(App and web page records)
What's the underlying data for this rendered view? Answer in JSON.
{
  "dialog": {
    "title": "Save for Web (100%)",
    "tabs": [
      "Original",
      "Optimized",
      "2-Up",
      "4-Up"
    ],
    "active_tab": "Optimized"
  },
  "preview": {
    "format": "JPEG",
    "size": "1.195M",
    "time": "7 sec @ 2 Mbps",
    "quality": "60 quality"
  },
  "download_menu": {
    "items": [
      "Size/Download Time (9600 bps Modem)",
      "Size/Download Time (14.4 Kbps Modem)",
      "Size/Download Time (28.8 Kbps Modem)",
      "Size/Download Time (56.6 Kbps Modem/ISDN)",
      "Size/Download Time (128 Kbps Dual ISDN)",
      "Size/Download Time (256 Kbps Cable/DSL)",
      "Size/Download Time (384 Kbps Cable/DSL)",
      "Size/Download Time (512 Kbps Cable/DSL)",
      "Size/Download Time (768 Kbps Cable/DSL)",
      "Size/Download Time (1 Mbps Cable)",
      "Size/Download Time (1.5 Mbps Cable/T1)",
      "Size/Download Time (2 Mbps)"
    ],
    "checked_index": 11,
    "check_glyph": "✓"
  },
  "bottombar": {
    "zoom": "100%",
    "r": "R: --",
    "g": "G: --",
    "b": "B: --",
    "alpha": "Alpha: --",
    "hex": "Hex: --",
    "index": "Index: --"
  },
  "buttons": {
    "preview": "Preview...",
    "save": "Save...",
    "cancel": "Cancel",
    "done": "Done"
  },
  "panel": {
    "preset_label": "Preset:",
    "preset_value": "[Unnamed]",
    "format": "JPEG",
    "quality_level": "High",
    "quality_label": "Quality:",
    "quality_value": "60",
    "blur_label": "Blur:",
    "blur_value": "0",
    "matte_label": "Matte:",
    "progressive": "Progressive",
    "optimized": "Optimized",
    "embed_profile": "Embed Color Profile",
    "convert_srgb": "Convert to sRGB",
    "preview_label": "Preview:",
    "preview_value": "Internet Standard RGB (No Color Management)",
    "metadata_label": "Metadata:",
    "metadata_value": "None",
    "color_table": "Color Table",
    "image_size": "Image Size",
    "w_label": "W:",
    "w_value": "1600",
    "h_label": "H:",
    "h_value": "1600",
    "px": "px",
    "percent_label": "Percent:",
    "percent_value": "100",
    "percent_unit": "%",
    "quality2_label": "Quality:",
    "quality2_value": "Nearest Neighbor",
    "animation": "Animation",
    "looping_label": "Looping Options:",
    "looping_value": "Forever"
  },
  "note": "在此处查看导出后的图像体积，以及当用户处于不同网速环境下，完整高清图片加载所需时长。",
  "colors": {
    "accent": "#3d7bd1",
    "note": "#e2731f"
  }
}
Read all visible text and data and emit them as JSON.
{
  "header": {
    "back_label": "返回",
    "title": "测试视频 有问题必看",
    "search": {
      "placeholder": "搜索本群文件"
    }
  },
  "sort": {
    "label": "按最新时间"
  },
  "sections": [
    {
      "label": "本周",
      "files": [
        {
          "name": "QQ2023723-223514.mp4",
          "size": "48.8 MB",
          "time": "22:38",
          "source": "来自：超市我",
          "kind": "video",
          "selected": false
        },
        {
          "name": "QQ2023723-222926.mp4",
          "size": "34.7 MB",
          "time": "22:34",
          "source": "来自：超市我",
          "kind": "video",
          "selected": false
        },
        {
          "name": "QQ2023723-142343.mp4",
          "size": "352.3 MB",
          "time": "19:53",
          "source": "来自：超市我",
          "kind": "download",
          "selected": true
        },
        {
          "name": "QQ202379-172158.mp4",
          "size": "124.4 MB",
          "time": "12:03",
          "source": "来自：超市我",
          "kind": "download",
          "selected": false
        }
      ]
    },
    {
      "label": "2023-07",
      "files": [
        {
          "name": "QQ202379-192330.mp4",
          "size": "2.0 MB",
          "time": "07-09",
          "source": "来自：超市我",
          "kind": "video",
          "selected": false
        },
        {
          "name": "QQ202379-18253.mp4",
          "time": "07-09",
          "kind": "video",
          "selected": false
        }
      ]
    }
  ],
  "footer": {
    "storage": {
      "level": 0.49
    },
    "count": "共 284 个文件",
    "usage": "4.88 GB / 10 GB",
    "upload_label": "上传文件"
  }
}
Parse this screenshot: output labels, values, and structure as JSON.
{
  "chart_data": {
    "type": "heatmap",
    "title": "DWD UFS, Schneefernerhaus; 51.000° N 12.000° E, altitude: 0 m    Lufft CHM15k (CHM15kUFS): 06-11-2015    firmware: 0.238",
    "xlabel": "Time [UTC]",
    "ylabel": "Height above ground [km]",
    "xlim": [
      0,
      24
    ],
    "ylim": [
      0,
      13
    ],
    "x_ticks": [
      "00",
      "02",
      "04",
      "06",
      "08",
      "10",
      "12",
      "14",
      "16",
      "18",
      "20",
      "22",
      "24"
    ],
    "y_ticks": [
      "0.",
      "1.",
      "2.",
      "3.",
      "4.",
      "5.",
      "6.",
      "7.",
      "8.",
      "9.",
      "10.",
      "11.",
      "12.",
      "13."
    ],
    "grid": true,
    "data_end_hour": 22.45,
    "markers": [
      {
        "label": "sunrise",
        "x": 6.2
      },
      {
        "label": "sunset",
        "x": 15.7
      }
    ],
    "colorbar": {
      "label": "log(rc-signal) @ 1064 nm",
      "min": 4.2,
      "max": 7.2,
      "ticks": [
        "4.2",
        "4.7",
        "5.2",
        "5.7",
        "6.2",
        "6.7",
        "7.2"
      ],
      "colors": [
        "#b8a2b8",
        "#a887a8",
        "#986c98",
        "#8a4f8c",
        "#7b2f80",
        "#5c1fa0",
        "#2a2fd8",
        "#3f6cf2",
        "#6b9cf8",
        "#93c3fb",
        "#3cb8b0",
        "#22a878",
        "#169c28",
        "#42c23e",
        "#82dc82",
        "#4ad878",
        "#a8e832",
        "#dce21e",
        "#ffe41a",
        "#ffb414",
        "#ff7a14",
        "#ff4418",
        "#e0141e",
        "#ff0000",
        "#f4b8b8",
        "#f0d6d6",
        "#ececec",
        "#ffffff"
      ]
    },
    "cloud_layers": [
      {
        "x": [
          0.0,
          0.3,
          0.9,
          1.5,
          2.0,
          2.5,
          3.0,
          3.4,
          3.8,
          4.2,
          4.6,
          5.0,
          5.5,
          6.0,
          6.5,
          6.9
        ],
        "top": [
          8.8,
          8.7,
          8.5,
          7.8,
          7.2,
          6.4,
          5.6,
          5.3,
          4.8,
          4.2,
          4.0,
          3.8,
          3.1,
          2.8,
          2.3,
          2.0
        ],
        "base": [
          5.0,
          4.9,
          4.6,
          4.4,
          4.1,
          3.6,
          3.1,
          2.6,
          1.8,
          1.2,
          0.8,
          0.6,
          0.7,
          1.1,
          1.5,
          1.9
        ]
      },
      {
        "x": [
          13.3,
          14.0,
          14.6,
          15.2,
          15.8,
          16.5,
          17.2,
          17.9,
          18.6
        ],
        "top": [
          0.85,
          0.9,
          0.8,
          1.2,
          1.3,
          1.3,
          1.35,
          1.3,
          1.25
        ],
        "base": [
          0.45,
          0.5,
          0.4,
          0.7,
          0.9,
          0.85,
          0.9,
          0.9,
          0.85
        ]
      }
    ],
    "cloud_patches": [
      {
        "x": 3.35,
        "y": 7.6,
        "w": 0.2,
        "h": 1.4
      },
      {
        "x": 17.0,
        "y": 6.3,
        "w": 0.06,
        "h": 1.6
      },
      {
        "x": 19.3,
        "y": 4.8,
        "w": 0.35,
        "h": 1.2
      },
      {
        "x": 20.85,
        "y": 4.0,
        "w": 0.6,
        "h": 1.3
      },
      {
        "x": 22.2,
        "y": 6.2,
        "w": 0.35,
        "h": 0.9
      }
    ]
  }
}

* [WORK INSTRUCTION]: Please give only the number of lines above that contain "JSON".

* [PROBLEM SOLUTION]: 3